Despite the nonsense of a post-racial America that was kicked around at the election of Barak Obama, our supposed right to equal citizenship with whites is not yet fulfilled and, frankly, may never be. We must remember that John Crawford was shot dead by the police in the public space of a Wal-Mart. Tamir Rice, a child, was murdered by the police in a public park, paid for by the citizens which included his mother. Trayvon Martin was killed in a gated community that his parents paid to live in. And, all across America, black people are killed by law enforcement whose salaries they pay, with bullets they paid for. The reality is that African Americans continue to occupy this space of contingent citizenship where our ability to exercise our supposed rights on the same level as whites is conditioned upon our willingness to act a certain way, our income, or whether white people call the authorities on us, which frequently leads to the police exacting the price of our life, liberty and/or health or dignity, from us based solely on the word of someone white.
“Our supposed right to equal citizenship with whites is not yet fulfilled.”

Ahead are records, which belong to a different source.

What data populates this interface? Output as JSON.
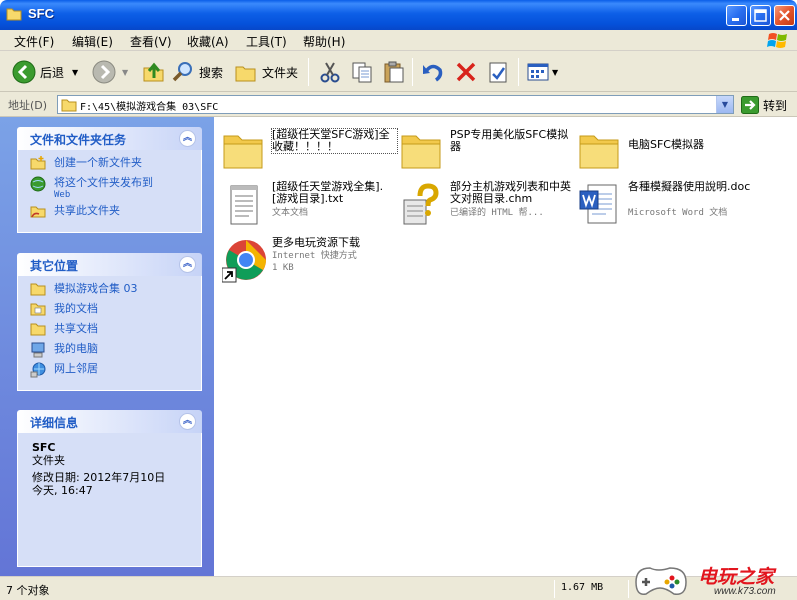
{
  "window": {
    "title": "SFC"
  },
  "menu": [
    "文件(F)",
    "编辑(E)",
    "查看(V)",
    "收藏(A)",
    "工具(T)",
    "帮助(H)"
  ],
  "toolbar": {
    "back": "后退",
    "search": "搜索",
    "folders": "文件夹"
  },
  "address": {
    "label": "地址(D)",
    "value": "F:\\45\\模拟游戏合集 03\\SFC",
    "go": "转到"
  },
  "tasks": {
    "title": "文件和文件夹任务",
    "items": [
      {
        "label": "创建一个新文件夹",
        "icon": "new-folder-icon"
      },
      {
        "label": "将这个文件夹发布到",
        "sub": "Web",
        "icon": "publish-web-icon"
      },
      {
        "label": "共享此文件夹",
        "icon": "share-folder-icon"
      }
    ]
  },
  "places": {
    "title": "其它位置",
    "items": [
      {
        "label": "模拟游戏合集 03",
        "icon": "folder-icon"
      },
      {
        "label": "我的文档",
        "icon": "my-documents-icon"
      },
      {
        "label": "共享文档",
        "icon": "shared-documents-icon"
      },
      {
        "label": "我的电脑",
        "icon": "my-computer-icon"
      },
      {
        "label": "网上邻居",
        "icon": "network-places-icon"
      }
    ]
  },
  "details": {
    "title": "详细信息",
    "name": "SFC",
    "type": "文件夹",
    "modified": "修改日期: 2012年7月10日",
    "time": "今天, 16:47"
  },
  "files": [
    {
      "name": "[超级任天堂SFC游戏]全收藏！！！！",
      "meta1": "",
      "meta2": "",
      "icon": "folder-icon"
    },
    {
      "name": "PSP专用美化版SFC模拟器",
      "meta1": "",
      "meta2": "",
      "icon": "folder-icon"
    },
    {
      "name": "电脑SFC模拟器",
      "meta1": "",
      "meta2": "",
      "icon": "folder-icon"
    },
    {
      "name": "[超级任天堂游戏全集].[游戏目录].txt",
      "meta1": "文本文档",
      "meta2": "",
      "icon": "text-file-icon"
    },
    {
      "name": "部分主机游戏列表和中英文对照目录.chm",
      "meta1": "已编译的 HTML 帮...",
      "meta2": "",
      "icon": "chm-help-icon"
    },
    {
      "name": "各種模擬器使用說明.doc",
      "meta1": "Microsoft Word 文档",
      "meta2": "",
      "icon": "word-doc-icon"
    },
    {
      "name": "更多电玩资源下载",
      "meta1": "Internet 快捷方式",
      "meta2": "1 KB",
      "icon": "chrome-shortcut-icon"
    }
  ],
  "status": {
    "count": "7 个对象",
    "size": "1.67 MB"
  },
  "watermark": {
    "title": "电玩之家",
    "url": "www.k73.com"
  }
}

This is a modern day version of a white woman claiming rape against a black man in the south with no evidence. These incidents often resulted in death (Emmit Till, a child accused of simply whistling at a white woman) or even in the destruction of whole black communities, as in Tulsa, Oklahoma. Instead of being told to get off the sidewalk when a white person approaches, with the penalty being vigilante justice, now the domestic militia (which is what the police look and act like) is called on us if we, while in public spaces, dare to refuse to order coffee, have the temerity to ask for proper utensils, or to be tired enough to sleep in the common areas of universities we pay to attend. This neo-Jim Crow and will take more than a Starbucks training day, or conversation on race, to defeat.
Attorney Bryan K. Bullock practices law in Merrillville, Indiana.